# [REQUIREMENT]
In the listing, find every line that has the string "bottom" and copy it.

── INFORMATION SUPPLIED

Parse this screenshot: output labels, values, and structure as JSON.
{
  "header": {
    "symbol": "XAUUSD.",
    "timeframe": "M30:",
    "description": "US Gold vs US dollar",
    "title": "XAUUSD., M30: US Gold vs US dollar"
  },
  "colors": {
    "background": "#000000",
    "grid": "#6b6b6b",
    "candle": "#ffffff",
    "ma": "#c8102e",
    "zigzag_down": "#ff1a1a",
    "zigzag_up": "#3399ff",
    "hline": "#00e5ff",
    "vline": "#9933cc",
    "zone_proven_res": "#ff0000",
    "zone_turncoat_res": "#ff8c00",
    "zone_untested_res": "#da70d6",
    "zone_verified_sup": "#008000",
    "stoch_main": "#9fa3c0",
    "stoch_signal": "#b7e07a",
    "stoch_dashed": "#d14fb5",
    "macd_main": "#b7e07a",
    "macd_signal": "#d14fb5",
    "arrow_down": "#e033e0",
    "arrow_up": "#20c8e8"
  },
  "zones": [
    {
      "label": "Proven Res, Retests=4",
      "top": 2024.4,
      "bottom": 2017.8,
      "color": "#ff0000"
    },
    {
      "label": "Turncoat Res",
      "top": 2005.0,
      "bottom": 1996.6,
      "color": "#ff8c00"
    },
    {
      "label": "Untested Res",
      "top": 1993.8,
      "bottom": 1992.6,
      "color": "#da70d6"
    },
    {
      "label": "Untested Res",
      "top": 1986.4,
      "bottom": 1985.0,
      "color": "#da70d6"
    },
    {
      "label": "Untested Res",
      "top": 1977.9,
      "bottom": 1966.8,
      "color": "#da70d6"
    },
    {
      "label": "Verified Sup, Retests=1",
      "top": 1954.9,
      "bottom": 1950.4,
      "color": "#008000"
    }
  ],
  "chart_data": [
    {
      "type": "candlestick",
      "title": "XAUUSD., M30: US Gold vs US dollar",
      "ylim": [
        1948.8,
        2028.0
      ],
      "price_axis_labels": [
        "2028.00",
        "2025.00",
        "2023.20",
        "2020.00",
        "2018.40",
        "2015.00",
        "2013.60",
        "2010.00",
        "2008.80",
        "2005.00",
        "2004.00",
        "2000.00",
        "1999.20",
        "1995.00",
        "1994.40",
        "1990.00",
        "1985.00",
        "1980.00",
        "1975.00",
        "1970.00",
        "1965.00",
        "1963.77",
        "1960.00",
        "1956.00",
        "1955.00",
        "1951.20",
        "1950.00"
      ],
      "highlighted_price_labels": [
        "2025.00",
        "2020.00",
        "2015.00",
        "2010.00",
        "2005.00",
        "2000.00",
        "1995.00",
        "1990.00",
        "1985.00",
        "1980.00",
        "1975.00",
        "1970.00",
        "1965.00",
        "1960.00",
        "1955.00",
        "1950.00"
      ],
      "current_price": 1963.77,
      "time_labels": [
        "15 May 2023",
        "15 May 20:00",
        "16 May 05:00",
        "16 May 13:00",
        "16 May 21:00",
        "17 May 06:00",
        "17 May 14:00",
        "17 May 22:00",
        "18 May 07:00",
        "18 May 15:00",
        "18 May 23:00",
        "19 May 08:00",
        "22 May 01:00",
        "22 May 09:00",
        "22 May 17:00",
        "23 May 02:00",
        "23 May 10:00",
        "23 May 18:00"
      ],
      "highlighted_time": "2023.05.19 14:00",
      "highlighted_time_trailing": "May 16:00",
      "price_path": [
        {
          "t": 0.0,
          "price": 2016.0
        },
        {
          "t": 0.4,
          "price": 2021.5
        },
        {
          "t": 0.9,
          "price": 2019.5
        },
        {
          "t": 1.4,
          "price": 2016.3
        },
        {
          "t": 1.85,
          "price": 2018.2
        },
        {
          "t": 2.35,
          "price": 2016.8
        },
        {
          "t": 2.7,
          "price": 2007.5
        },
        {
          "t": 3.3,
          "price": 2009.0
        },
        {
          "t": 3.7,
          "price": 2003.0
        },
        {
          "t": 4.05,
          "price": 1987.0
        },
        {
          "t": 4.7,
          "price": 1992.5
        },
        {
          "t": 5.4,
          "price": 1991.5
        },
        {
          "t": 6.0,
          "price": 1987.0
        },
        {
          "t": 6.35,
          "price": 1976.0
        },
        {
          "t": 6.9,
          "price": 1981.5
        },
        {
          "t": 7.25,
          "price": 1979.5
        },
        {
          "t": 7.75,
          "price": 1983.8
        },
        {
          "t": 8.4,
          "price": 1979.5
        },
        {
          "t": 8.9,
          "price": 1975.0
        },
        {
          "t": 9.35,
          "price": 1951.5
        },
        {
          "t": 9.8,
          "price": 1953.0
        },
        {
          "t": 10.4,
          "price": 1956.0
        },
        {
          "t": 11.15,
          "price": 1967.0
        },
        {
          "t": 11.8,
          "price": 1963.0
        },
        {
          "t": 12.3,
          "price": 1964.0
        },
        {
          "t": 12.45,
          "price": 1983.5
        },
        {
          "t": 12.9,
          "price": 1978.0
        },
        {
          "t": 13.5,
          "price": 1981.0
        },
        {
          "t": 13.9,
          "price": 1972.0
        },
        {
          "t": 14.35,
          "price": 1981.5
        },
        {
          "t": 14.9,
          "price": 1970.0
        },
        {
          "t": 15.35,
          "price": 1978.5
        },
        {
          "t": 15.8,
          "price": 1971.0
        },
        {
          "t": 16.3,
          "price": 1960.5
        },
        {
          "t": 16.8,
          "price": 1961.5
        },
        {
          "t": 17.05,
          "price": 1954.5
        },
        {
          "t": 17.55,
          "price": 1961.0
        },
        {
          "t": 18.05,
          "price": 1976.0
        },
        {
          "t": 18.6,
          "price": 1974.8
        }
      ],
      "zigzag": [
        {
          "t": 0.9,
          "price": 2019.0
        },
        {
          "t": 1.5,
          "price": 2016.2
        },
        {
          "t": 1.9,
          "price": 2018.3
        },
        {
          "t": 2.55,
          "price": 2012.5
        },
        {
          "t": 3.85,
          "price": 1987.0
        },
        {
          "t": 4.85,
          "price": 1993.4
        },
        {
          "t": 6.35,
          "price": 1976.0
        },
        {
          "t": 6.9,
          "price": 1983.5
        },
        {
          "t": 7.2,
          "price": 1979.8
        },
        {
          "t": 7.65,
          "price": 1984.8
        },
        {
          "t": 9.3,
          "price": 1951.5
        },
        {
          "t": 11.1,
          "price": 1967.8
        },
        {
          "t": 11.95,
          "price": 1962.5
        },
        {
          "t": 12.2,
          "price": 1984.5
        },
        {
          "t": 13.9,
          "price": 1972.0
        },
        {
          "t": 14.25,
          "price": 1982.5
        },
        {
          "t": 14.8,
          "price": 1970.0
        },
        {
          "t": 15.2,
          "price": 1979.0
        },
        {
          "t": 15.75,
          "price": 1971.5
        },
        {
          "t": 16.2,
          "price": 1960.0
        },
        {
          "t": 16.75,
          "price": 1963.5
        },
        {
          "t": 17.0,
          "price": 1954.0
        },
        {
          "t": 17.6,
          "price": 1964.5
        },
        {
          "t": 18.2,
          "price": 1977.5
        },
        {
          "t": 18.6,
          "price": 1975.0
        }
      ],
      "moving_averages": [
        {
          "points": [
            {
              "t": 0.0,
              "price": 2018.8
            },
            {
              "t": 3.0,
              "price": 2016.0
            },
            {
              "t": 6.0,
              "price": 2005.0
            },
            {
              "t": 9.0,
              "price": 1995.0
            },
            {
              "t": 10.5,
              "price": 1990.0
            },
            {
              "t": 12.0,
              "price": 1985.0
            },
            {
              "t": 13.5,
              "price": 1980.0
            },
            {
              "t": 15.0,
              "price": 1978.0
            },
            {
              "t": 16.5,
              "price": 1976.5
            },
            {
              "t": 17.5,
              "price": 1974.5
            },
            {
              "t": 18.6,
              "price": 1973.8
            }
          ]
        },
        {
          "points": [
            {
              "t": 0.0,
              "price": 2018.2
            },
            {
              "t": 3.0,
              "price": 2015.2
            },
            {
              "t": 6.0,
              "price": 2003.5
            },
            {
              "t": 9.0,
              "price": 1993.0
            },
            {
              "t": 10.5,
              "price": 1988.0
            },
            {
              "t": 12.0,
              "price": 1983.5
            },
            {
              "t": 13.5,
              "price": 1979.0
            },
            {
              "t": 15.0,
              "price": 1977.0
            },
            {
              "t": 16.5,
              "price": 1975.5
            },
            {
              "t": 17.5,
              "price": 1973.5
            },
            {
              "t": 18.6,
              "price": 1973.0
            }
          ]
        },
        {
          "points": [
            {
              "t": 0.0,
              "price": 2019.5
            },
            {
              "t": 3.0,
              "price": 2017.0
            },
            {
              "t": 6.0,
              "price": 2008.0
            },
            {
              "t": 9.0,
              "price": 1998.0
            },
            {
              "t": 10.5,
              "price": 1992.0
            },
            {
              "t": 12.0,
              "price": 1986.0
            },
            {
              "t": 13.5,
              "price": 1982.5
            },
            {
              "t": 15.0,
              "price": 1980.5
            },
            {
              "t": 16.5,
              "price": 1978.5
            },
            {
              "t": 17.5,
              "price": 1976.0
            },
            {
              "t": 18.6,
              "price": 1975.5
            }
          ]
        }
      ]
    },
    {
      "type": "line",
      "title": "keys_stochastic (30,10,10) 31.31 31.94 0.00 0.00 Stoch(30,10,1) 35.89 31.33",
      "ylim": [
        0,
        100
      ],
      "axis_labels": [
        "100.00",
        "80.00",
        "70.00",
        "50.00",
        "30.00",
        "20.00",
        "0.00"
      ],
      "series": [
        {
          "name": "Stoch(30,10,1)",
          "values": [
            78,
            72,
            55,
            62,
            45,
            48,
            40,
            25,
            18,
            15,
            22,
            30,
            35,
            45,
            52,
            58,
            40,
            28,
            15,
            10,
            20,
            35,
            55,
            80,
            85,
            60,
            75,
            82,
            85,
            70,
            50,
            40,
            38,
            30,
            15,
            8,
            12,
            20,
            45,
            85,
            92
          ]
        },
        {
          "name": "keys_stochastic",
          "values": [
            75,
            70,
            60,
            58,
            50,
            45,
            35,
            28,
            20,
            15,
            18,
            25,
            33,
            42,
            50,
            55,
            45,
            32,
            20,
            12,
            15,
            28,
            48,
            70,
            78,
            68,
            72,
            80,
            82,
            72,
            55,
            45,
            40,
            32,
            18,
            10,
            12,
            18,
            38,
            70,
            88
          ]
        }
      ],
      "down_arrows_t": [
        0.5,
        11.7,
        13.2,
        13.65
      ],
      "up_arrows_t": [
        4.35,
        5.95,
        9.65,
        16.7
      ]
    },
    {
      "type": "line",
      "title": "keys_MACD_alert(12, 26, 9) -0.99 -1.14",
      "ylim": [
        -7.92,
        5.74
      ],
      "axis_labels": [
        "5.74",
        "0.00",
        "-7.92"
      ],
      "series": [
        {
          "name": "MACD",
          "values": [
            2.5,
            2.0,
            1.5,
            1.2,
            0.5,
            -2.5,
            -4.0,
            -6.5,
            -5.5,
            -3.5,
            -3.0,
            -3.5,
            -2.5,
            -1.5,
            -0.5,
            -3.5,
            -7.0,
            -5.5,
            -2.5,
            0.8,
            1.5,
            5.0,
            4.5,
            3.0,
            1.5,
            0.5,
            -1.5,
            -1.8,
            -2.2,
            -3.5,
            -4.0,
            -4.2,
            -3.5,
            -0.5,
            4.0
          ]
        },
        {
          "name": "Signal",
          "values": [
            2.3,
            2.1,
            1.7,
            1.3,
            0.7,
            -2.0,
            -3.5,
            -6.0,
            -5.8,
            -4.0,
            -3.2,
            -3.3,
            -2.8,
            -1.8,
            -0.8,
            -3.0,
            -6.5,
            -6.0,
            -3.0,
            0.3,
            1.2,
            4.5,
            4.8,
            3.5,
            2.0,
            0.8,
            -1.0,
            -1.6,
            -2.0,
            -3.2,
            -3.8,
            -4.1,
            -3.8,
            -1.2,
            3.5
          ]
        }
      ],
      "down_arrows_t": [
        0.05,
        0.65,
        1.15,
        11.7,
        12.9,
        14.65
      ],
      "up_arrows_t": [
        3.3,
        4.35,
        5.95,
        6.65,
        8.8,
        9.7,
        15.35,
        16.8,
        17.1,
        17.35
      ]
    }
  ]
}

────

# [TASK SOLUTION]
      "bottom": 2017.8,
      "bottom": 1996.6,
      "bottom": 1992.6,
      "bottom": 1985.0,
      "bottom": 1966.8,
      "bottom": 1950.4,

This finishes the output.